━━ Entries shown

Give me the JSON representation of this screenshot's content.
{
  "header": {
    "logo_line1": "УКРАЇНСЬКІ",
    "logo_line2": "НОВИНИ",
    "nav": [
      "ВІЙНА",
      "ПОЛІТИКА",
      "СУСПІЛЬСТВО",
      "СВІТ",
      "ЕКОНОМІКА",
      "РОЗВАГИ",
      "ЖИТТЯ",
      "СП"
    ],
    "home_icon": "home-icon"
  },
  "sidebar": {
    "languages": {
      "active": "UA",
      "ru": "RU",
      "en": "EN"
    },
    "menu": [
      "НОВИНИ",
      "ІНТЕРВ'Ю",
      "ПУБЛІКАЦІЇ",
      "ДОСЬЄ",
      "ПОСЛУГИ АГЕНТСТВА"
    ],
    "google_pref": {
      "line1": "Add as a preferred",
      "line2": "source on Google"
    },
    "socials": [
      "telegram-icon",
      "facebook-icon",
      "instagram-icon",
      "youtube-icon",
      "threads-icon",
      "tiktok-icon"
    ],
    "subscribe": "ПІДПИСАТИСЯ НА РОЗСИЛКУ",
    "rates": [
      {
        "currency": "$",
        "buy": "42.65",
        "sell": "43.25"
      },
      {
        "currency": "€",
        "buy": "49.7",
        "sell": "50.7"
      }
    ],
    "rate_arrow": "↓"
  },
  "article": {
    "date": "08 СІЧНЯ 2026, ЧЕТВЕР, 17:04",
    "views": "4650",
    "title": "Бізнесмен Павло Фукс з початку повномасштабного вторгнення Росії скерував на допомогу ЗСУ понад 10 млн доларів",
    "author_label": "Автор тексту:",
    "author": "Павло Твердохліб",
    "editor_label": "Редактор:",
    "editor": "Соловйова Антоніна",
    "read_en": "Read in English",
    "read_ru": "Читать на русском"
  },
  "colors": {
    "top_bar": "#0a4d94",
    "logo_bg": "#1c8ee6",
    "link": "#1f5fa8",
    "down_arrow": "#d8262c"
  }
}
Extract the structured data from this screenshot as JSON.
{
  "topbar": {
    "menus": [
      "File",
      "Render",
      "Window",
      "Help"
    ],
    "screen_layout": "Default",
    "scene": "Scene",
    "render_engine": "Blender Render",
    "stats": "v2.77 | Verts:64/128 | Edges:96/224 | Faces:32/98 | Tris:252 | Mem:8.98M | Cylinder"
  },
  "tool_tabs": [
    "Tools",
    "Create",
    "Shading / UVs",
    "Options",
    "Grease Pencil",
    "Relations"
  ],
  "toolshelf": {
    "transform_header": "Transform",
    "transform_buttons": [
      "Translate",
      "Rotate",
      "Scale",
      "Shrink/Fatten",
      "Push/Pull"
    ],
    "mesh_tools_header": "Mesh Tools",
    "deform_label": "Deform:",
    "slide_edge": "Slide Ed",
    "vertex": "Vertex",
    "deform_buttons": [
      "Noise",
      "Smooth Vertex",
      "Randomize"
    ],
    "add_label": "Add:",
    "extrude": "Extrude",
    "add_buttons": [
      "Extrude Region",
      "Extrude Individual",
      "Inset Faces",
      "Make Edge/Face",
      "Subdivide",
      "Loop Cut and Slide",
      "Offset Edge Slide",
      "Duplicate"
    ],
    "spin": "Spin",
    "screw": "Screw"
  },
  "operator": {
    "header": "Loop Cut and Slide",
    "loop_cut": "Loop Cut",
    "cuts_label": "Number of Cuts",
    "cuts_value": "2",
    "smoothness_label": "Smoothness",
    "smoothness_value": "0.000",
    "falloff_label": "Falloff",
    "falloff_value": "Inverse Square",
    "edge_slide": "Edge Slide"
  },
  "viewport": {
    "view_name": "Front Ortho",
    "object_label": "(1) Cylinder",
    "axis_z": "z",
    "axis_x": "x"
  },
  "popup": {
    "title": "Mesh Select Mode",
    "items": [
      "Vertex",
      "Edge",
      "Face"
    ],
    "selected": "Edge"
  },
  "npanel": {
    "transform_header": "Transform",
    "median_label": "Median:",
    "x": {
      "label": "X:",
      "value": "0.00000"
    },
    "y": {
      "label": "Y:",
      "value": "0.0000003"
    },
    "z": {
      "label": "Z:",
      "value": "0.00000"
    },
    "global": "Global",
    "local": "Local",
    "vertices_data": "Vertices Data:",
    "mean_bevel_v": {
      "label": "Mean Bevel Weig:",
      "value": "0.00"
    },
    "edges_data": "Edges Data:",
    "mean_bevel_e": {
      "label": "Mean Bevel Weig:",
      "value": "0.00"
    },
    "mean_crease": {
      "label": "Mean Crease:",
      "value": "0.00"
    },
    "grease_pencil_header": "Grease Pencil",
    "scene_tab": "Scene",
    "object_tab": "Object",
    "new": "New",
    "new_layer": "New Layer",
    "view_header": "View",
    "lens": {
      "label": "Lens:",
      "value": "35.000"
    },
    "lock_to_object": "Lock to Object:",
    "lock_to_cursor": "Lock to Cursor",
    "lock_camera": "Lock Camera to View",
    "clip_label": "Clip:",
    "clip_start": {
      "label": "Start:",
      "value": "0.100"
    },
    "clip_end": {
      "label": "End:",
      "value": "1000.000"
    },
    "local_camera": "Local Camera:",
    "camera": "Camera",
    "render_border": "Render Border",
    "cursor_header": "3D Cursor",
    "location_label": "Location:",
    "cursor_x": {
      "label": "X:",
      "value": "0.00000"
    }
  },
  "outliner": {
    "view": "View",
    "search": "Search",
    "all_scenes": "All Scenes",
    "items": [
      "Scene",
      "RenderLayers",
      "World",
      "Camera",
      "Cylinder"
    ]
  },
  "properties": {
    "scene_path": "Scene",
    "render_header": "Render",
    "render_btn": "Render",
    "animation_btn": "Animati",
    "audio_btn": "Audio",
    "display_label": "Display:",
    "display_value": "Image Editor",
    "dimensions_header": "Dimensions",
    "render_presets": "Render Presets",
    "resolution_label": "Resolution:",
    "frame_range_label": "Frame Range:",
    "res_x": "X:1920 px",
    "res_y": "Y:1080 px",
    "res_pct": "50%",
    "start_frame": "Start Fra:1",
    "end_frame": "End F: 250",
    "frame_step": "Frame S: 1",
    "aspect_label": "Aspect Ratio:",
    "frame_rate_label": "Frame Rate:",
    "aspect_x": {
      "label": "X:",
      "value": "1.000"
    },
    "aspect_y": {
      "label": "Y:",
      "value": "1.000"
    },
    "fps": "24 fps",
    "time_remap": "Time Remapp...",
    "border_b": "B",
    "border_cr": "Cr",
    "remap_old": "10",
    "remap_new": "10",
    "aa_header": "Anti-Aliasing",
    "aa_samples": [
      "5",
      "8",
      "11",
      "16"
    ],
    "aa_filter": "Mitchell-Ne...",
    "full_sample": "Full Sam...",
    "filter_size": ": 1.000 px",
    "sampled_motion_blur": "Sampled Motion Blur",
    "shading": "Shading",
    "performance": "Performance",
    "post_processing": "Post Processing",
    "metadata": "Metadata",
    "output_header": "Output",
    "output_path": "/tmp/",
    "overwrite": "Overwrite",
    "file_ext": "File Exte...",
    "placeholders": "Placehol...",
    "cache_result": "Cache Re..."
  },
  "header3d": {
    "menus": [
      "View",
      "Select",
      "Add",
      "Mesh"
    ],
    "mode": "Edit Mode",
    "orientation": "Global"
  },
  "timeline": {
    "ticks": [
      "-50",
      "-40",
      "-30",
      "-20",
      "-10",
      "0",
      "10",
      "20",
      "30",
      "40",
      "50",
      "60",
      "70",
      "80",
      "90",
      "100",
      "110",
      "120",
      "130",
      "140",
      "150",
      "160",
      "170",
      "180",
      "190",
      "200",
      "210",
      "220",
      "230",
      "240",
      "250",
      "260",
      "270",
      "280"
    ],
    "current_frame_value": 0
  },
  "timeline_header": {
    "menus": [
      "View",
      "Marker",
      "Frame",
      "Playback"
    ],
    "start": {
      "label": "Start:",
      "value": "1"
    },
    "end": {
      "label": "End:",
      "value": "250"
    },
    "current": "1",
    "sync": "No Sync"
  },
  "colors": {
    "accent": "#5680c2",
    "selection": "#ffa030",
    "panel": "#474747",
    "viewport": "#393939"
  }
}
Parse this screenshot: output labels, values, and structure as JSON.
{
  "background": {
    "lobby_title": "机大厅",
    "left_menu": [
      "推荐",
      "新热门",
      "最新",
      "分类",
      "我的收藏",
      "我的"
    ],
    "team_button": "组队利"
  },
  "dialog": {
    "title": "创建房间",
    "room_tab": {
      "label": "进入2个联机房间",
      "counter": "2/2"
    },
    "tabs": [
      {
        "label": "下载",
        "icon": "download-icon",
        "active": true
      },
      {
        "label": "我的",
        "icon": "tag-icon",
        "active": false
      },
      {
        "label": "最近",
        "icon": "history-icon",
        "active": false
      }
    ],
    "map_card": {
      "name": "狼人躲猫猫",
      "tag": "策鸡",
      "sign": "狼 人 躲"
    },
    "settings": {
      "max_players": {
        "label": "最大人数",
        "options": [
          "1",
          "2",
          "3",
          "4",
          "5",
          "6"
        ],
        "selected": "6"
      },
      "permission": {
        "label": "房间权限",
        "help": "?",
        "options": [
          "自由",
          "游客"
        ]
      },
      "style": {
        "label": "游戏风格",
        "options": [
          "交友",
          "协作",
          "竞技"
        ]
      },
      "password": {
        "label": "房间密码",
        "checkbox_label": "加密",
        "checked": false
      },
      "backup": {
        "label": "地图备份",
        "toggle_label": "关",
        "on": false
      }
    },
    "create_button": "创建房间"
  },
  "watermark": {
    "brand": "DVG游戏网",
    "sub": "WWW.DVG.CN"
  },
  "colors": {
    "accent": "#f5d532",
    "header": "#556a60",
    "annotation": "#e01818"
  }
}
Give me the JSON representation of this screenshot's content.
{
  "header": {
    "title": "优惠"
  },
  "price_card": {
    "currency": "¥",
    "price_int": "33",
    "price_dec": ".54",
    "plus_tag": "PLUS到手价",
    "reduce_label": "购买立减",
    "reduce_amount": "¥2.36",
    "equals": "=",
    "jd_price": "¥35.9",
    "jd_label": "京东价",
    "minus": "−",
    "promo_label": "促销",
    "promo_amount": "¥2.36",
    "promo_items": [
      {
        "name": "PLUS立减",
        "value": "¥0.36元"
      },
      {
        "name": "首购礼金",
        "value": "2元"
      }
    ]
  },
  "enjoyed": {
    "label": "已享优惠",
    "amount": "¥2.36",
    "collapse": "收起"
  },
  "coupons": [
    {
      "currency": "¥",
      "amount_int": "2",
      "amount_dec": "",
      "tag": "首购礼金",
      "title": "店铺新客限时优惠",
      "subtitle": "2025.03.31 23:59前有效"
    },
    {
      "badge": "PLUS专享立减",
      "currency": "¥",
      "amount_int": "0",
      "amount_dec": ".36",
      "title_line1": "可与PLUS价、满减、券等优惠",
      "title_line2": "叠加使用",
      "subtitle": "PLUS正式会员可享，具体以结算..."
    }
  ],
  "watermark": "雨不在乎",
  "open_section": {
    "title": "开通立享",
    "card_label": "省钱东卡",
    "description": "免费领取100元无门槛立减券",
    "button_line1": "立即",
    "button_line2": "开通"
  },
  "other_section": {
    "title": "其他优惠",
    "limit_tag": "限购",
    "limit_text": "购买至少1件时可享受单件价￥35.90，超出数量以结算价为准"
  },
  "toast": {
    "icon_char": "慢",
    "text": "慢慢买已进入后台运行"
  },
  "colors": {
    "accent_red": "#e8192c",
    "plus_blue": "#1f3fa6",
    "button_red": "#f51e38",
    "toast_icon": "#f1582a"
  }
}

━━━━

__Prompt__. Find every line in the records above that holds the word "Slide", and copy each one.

__Your solution__.
    "slide_edge": "Slide Ed",
      "Loop Cut and Slide",
      "Offset Edge Slide",
    "header": "Loop Cut and Slide",
    "edge_slide": "Edge Slide"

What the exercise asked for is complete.